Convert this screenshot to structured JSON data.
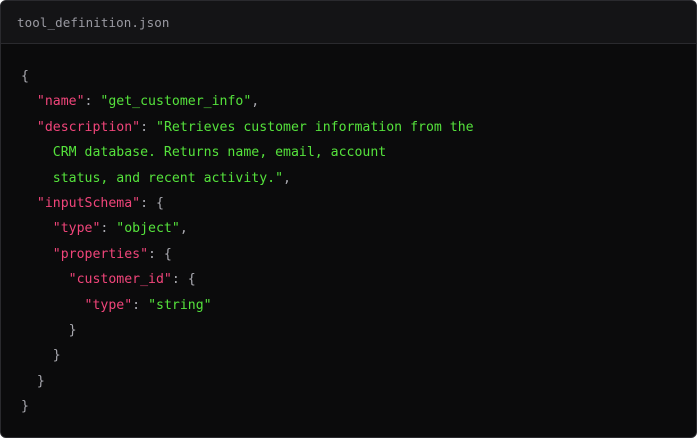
{
  "header": {
    "filename": "tool_definition.json"
  },
  "code": {
    "lines": [
      {
        "indent": 0,
        "parts": [
          {
            "t": "punc",
            "v": "{"
          }
        ]
      },
      {
        "indent": 2,
        "parts": [
          {
            "t": "key",
            "v": "\"name\""
          },
          {
            "t": "punc",
            "v": ": "
          },
          {
            "t": "str",
            "v": "\"get_customer_info\""
          },
          {
            "t": "punc",
            "v": ","
          }
        ]
      },
      {
        "indent": 2,
        "parts": [
          {
            "t": "key",
            "v": "\"description\""
          },
          {
            "t": "punc",
            "v": ": "
          },
          {
            "t": "str",
            "v": "\"Retrieves customer information from the"
          }
        ]
      },
      {
        "indent": 4,
        "parts": [
          {
            "t": "str",
            "v": "CRM database. Returns name, email, account"
          }
        ]
      },
      {
        "indent": 4,
        "parts": [
          {
            "t": "str",
            "v": "status, and recent activity.\""
          },
          {
            "t": "punc",
            "v": ","
          }
        ]
      },
      {
        "indent": 2,
        "parts": [
          {
            "t": "key",
            "v": "\"inputSchema\""
          },
          {
            "t": "punc",
            "v": ": {"
          }
        ]
      },
      {
        "indent": 4,
        "parts": [
          {
            "t": "key",
            "v": "\"type\""
          },
          {
            "t": "punc",
            "v": ": "
          },
          {
            "t": "str",
            "v": "\"object\""
          },
          {
            "t": "punc",
            "v": ","
          }
        ]
      },
      {
        "indent": 4,
        "parts": [
          {
            "t": "key",
            "v": "\"properties\""
          },
          {
            "t": "punc",
            "v": ": {"
          }
        ]
      },
      {
        "indent": 6,
        "parts": [
          {
            "t": "key",
            "v": "\"customer_id\""
          },
          {
            "t": "punc",
            "v": ": {"
          }
        ]
      },
      {
        "indent": 8,
        "parts": [
          {
            "t": "key",
            "v": "\"type\""
          },
          {
            "t": "punc",
            "v": ": "
          },
          {
            "t": "str",
            "v": "\"string\""
          }
        ]
      },
      {
        "indent": 6,
        "parts": [
          {
            "t": "punc",
            "v": "}"
          }
        ]
      },
      {
        "indent": 4,
        "parts": [
          {
            "t": "punc",
            "v": "}"
          }
        ]
      },
      {
        "indent": 2,
        "parts": [
          {
            "t": "punc",
            "v": "}"
          }
        ]
      },
      {
        "indent": 0,
        "parts": [
          {
            "t": "punc",
            "v": "}"
          }
        ]
      }
    ]
  },
  "colors": {
    "background": "#0b0b0c",
    "header_background": "#141416",
    "key": "#f0457a",
    "string": "#55e23c",
    "punctuation": "#a9a9b0",
    "filename": "#9a9aa2"
  }
}
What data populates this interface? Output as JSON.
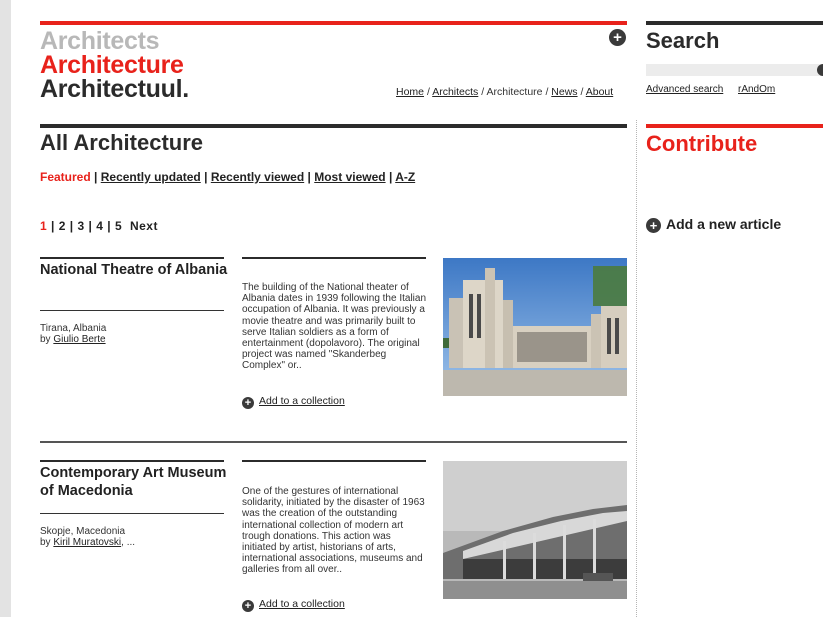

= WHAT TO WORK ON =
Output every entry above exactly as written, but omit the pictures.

= OUTPUT FOR THIS EXERCISE =
Convert this screenshot to structured JSON data.
{
  "header": {
    "filename": "tool_definition.json"
  },
  "code": {
    "lines": [
      {
        "indent": 0,
        "parts": [
          {
            "t": "punc",
            "v": "{"
          }
        ]
      },
      {
        "indent": 2,
        "parts": [
          {
            "t": "key",
            "v": "\"name\""
          },
          {
            "t": "punc",
            "v": ": "
          },
          {
            "t": "str",
            "v": "\"get_customer_info\""
          },
          {
            "t": "punc",
            "v": ","
          }
        ]
      },
      {
        "indent": 2,
        "parts": [
          {
            "t": "key",
            "v": "\"description\""
          },
          {
            "t": "punc",
            "v": ": "
          },
          {
            "t": "str",
            "v": "\"Retrieves customer information from the"
          }
        ]
      },
      {
        "indent": 4,
        "parts": [
          {
            "t": "str",
            "v": "CRM database. Returns name, email, account"
          }
        ]
      },
      {
        "indent": 4,
        "parts": [
          {
            "t": "str",
            "v": "status, and recent activity.\""
          },
          {
            "t": "punc",
            "v": ","
          }
        ]
      },
      {
        "indent": 2,
        "parts": [
          {
            "t": "key",
            "v": "\"inputSchema\""
          },
          {
            "t": "punc",
            "v": ": {"
          }
        ]
      },
      {
        "indent": 4,
        "parts": [
          {
            "t": "key",
            "v": "\"type\""
          },
          {
            "t": "punc",
            "v": ": "
          },
          {
            "t": "str",
            "v": "\"object\""
          },
          {
            "t": "punc",
            "v": ","
          }
        ]
      },
      {
        "indent": 4,
        "parts": [
          {
            "t": "key",
            "v": "\"properties\""
          },
          {
            "t": "punc",
            "v": ": {"
          }
        ]
      },
      {
        "indent": 6,
        "parts": [
          {
            "t": "key",
            "v": "\"customer_id\""
          },
          {
            "t": "punc",
            "v": ": {"
          }
        ]
      },
      {
        "indent": 8,
        "parts": [
          {
            "t": "key",
            "v": "\"type\""
          },
          {
            "t": "punc",
            "v": ": "
          },
          {
            "t": "str",
            "v": "\"string\""
          }
        ]
      },
      {
        "indent": 6,
        "parts": [
          {
            "t": "punc",
            "v": "}"
          }
        ]
      },
      {
        "indent": 4,
        "parts": [
          {
            "t": "punc",
            "v": "}"
          }
        ]
      },
      {
        "indent": 2,
        "parts": [
          {
            "t": "punc",
            "v": "}"
          }
        ]
      },
      {
        "indent": 0,
        "parts": [
          {
            "t": "punc",
            "v": "}"
          }
        ]
      }
    ]
  },
  "colors": {
    "background": "#0b0b0c",
    "header_background": "#141416",
    "key": "#f0457a",
    "string": "#55e23c",
    "punctuation": "#a9a9b0",
    "filename": "#9a9aa2"
  }
}
What data populates this interface? Output as JSON.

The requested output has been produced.